TASK STATEMENT —
Keep the images out while you retype all of the data exactly.
──────── RECORDS SHOWN ────────
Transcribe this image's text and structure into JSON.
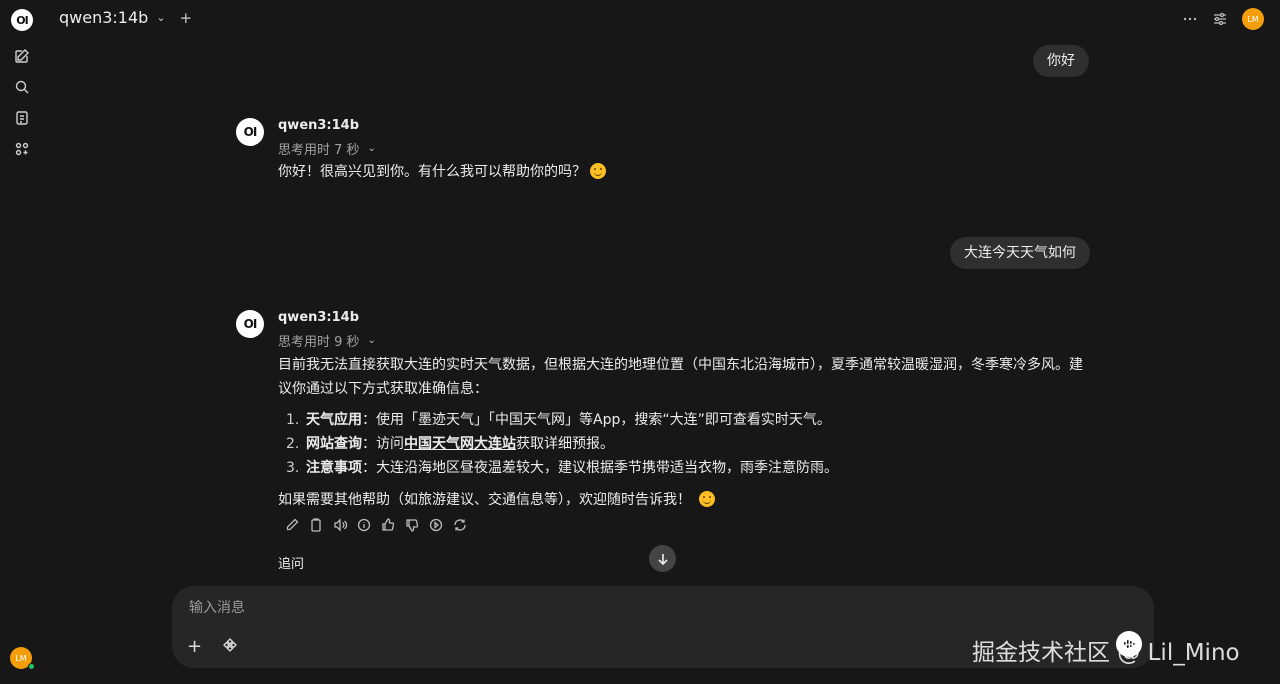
{
  "sidebar": {
    "logo_text": "OI",
    "user_initials": "LM"
  },
  "header": {
    "model_name": "qwen3:14b",
    "user_initials": "LM"
  },
  "messages": [
    {
      "role": "user",
      "text": "你好"
    },
    {
      "role": "assistant",
      "logo_text": "OI",
      "model": "qwen3:14b",
      "thinking": "思考用时 7 秒",
      "text": "你好！很高兴见到你。有什么我可以帮助你的吗？"
    },
    {
      "role": "user",
      "text": "大连今天天气如何"
    },
    {
      "role": "assistant",
      "logo_text": "OI",
      "model": "qwen3:14b",
      "thinking": "思考用时 9 秒",
      "intro": "目前我无法直接获取大连的实时天气数据，但根据大连的地理位置（中国东北沿海城市），夏季通常较温暖湿润，冬季寒冷多风。建议你通过以下方式获取准确信息：",
      "list": [
        {
          "num": "1.",
          "bold": "天气应用",
          "rest": "：使用「墨迹天气」「中国天气网」等App，搜索“大连”即可查看实时天气。"
        },
        {
          "num": "2.",
          "bold": "网站查询",
          "pre": "：访问",
          "link": "中国天气网大连站",
          "rest": "获取详细预报。"
        },
        {
          "num": "3.",
          "bold": "注意事项",
          "rest": "：大连沿海地区昼夜温差较大，建议根据季节携带适当衣物，雨季注意防雨。"
        }
      ],
      "outro": "如果需要其他帮助（如旅游建议、交通信息等），欢迎随时告诉我！"
    }
  ],
  "followup": {
    "title": "追问"
  },
  "input": {
    "placeholder": "输入消息"
  },
  "watermark": "掘金技术社区 @ Lil_Mino",
  "colors": {
    "background": "#171717",
    "bubble": "#2f2f2f",
    "avatar": "#f59e0b"
  }
}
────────
RESULT OF THE TASK —
Transcribe this image's text and structure into JSON.
{
  "sidebar": {
    "logo_text": "OI",
    "user_initials": "LM"
  },
  "header": {
    "model_name": "qwen3:14b",
    "user_initials": "LM"
  },
  "messages": [
    {
      "role": "user",
      "text": "你好"
    },
    {
      "role": "assistant",
      "logo_text": "OI",
      "model": "qwen3:14b",
      "thinking": "思考用时 7 秒",
      "text": "你好！很高兴见到你。有什么我可以帮助你的吗？"
    },
    {
      "role": "user",
      "text": "大连今天天气如何"
    },
    {
      "role": "assistant",
      "logo_text": "OI",
      "model": "qwen3:14b",
      "thinking": "思考用时 9 秒",
      "intro": "目前我无法直接获取大连的实时天气数据，但根据大连的地理位置（中国东北沿海城市），夏季通常较温暖湿润，冬季寒冷多风。建议你通过以下方式获取准确信息：",
      "list": [
        {
          "num": "1.",
          "bold": "天气应用",
          "rest": "：使用「墨迹天气」「中国天气网」等App，搜索“大连”即可查看实时天气。"
        },
        {
          "num": "2.",
          "bold": "网站查询",
          "pre": "：访问",
          "link": "中国天气网大连站",
          "rest": "获取详细预报。"
        },
        {
          "num": "3.",
          "bold": "注意事项",
          "rest": "：大连沿海地区昼夜温差较大，建议根据季节携带适当衣物，雨季注意防雨。"
        }
      ],
      "outro": "如果需要其他帮助（如旅游建议、交通信息等），欢迎随时告诉我！"
    }
  ],
  "followup": {
    "title": "追问"
  },
  "input": {
    "placeholder": "输入消息"
  },
  "watermark": "掘金技术社区 @ Lil_Mino",
  "colors": {
    "background": "#171717",
    "bubble": "#2f2f2f",
    "avatar": "#f59e0b"
  }
}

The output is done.